Assignment:
Working from the listing below, pick each line containing the word "JSON" and copy it.

The input:
*** Begin section ***

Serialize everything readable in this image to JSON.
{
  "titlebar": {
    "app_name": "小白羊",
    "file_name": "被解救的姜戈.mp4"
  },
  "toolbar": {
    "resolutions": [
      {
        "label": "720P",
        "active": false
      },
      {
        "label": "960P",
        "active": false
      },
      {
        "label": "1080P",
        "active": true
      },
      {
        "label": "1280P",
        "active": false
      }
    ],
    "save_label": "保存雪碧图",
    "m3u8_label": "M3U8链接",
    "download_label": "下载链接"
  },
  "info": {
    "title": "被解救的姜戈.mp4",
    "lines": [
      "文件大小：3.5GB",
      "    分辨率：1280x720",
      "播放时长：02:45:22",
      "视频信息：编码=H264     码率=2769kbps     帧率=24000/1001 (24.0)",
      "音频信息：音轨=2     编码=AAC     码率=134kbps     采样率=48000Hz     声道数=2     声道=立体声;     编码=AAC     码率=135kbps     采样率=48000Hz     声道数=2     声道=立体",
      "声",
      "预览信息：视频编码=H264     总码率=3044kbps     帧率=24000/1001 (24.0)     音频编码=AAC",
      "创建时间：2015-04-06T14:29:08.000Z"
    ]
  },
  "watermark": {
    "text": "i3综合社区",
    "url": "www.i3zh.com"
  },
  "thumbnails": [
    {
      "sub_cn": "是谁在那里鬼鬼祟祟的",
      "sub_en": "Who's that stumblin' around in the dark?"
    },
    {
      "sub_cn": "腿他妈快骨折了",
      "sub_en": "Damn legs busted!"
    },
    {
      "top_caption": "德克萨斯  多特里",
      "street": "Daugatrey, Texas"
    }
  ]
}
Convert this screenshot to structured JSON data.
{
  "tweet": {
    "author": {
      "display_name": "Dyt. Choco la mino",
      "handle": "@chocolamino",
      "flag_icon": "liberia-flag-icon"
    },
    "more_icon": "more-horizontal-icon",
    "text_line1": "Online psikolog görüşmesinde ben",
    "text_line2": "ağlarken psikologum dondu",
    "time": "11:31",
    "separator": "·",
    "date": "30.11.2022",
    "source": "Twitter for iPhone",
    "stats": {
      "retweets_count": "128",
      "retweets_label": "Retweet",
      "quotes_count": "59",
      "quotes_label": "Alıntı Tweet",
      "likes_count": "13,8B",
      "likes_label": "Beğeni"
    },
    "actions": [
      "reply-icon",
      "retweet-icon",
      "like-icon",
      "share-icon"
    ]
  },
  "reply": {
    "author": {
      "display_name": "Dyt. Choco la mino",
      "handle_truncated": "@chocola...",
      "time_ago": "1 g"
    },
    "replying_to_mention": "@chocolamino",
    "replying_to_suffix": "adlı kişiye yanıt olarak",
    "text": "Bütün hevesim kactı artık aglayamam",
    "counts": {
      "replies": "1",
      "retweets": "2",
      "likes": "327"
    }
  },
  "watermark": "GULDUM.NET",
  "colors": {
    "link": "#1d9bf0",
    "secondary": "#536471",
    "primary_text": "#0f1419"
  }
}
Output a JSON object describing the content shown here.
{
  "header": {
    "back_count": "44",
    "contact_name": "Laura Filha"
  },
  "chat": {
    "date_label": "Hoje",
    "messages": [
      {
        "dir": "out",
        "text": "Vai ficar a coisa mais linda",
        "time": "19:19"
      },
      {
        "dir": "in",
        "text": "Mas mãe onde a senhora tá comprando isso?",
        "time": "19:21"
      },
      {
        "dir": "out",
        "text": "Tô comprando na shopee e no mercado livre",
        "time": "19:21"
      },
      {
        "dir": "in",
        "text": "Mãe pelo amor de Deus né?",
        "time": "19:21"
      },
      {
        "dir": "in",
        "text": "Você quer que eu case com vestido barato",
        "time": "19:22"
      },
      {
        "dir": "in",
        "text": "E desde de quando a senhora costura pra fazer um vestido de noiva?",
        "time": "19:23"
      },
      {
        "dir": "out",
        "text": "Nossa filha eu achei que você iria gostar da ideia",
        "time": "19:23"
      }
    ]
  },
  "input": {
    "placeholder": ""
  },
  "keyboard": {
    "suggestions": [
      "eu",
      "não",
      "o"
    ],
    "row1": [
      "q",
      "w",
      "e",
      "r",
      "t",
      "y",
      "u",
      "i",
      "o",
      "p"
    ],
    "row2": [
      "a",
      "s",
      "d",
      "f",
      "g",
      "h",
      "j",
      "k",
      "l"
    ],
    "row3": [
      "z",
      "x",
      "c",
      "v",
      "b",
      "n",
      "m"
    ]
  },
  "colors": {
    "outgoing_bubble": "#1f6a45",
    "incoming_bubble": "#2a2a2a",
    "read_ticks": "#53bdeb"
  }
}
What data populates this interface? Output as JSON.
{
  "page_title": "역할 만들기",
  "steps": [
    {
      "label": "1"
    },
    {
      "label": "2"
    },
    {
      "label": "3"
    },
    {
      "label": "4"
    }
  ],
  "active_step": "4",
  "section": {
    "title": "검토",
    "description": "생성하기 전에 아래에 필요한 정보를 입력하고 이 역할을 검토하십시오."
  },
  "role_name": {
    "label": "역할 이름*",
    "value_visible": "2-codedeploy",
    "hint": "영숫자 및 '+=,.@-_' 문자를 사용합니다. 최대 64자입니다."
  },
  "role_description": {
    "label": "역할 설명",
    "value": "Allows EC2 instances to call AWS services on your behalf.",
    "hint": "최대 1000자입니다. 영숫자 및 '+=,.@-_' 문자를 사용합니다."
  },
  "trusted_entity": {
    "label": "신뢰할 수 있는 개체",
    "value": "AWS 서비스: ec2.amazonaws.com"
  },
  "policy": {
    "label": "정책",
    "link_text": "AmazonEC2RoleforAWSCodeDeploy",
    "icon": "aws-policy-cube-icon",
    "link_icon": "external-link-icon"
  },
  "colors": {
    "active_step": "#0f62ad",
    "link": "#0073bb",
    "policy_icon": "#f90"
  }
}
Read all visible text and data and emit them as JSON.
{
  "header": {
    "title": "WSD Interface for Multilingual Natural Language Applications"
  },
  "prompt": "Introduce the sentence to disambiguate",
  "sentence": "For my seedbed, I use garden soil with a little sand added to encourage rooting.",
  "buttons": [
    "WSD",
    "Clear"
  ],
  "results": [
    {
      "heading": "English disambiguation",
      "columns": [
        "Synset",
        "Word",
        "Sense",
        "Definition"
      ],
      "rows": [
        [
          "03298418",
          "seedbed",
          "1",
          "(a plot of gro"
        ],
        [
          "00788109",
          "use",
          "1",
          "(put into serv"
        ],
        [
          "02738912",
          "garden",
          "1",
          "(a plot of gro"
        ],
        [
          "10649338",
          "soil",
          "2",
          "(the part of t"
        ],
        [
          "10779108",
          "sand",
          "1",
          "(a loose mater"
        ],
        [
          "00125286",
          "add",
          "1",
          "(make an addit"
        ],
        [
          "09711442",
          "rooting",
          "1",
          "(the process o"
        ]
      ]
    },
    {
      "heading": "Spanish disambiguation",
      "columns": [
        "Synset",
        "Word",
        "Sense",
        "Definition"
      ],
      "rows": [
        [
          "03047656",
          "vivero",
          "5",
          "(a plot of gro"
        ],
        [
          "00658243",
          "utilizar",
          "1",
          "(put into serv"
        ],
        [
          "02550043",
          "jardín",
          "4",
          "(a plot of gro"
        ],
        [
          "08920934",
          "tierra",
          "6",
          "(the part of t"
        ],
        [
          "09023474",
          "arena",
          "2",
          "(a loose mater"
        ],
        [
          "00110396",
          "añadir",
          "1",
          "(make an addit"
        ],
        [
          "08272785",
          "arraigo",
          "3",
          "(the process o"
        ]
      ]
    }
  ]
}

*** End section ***

Task response:
Serialize everything readable in this image to JSON.
Convert this screenshot to structured JSON data.
Output a JSON object describing the content shown here.
What data populates this interface? Output as JSON.
Read all visible text and data and emit them as JSON.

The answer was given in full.